> _Task inputs_:
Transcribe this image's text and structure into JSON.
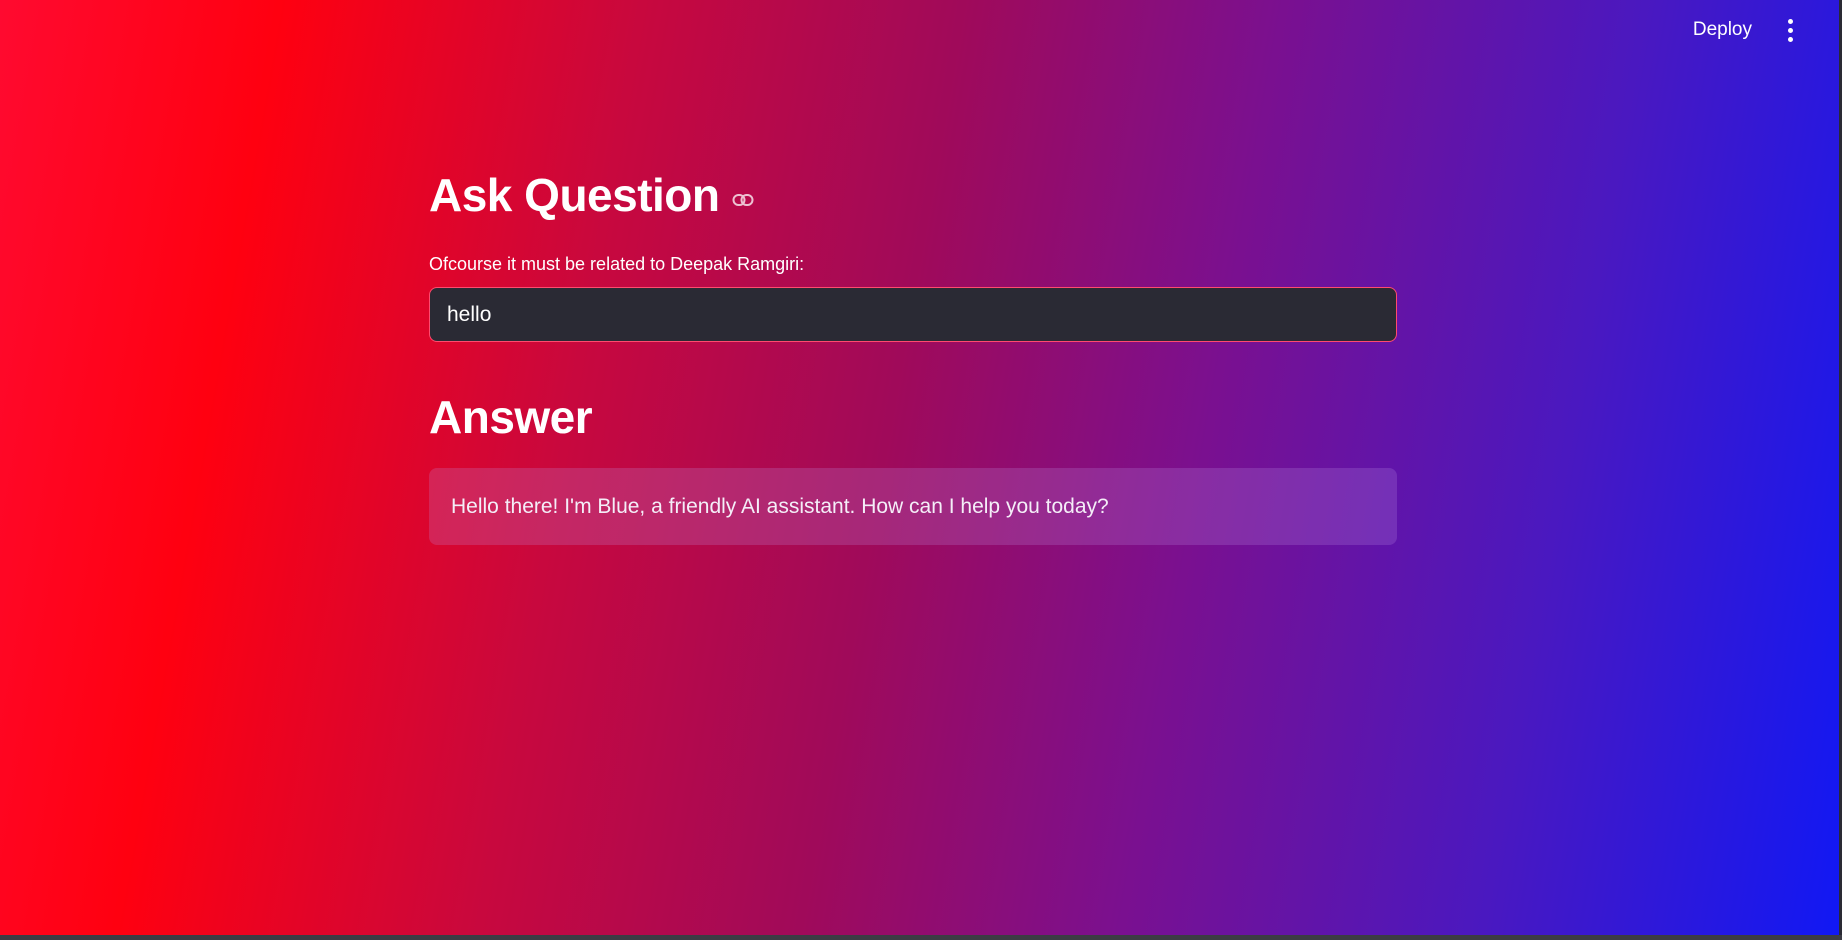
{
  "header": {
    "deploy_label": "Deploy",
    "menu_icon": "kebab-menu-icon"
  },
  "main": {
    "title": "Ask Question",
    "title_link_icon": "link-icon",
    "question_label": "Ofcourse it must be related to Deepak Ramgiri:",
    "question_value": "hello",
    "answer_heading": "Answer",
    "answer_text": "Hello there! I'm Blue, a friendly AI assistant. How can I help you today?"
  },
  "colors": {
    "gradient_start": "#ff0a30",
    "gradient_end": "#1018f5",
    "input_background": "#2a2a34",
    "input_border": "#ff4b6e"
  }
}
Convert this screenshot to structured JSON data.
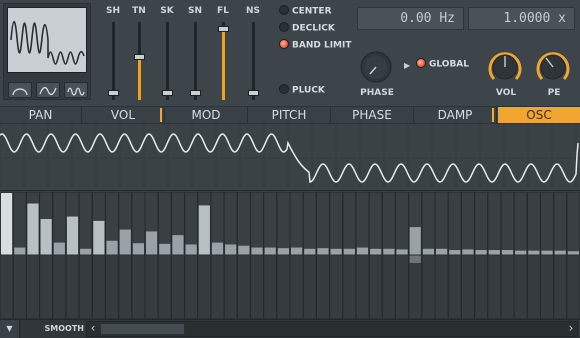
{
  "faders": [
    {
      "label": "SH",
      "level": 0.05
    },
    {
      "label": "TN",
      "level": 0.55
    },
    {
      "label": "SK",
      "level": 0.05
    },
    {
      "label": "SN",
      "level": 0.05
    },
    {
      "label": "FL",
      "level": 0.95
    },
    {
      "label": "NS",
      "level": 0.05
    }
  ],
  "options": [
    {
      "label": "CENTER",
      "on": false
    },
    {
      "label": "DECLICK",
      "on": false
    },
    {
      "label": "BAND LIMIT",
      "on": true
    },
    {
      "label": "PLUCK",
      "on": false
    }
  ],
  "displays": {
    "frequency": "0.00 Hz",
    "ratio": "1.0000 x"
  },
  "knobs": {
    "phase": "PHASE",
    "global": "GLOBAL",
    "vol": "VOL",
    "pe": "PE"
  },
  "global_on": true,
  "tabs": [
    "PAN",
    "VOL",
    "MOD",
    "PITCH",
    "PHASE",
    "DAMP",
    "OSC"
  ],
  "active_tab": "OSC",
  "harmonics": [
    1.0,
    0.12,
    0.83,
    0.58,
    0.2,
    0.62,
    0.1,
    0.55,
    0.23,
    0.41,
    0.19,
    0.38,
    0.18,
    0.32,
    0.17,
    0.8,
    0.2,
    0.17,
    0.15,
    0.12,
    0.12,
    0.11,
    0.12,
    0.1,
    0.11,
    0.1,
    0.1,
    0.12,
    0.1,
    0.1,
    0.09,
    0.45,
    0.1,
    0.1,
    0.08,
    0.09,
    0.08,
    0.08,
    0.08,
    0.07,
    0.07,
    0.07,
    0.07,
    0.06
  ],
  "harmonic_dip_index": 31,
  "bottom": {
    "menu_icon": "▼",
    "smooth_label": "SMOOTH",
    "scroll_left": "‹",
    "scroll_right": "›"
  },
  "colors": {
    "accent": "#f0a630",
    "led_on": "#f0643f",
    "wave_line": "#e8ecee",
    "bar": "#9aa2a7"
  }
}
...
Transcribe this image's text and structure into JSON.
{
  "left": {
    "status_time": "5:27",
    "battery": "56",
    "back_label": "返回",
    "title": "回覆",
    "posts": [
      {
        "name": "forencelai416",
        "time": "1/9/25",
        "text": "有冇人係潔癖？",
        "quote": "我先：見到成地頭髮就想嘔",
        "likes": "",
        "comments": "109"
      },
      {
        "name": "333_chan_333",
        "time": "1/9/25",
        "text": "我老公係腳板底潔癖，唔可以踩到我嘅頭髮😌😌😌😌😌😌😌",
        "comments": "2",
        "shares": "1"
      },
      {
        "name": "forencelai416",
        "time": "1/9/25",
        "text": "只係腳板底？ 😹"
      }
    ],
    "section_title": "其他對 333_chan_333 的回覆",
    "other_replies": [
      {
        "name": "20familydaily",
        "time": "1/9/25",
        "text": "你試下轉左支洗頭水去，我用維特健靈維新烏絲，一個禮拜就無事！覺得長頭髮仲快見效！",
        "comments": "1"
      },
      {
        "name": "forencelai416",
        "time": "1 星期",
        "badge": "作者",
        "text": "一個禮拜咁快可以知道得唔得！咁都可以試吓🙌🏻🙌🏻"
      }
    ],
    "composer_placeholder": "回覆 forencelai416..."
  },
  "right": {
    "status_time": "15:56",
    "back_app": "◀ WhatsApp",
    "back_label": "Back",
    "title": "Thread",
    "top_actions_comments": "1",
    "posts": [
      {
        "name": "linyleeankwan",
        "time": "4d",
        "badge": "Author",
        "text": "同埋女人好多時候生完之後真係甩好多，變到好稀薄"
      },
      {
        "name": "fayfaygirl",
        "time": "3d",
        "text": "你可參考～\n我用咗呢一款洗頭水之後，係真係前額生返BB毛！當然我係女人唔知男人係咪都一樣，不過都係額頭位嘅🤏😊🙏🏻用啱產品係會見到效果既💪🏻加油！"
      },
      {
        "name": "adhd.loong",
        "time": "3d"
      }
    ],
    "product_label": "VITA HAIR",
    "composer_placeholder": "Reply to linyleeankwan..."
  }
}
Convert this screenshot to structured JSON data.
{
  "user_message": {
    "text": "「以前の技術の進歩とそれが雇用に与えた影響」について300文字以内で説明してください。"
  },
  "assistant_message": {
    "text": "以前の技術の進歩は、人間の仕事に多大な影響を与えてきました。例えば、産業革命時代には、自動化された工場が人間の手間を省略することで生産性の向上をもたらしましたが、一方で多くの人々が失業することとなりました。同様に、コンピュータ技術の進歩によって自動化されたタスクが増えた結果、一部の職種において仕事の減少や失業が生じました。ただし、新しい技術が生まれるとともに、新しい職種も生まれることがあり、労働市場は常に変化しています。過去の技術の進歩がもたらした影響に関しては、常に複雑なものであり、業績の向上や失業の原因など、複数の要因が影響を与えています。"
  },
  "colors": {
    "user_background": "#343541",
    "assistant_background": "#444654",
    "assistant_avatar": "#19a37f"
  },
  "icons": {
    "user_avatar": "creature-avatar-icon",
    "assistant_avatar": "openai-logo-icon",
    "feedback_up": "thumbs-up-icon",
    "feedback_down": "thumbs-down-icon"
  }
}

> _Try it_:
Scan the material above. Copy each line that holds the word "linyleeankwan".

> _Output of the task_:
        "name": "linyleeankwan",
    "composer_placeholder": "Reply to linyleeankwan..."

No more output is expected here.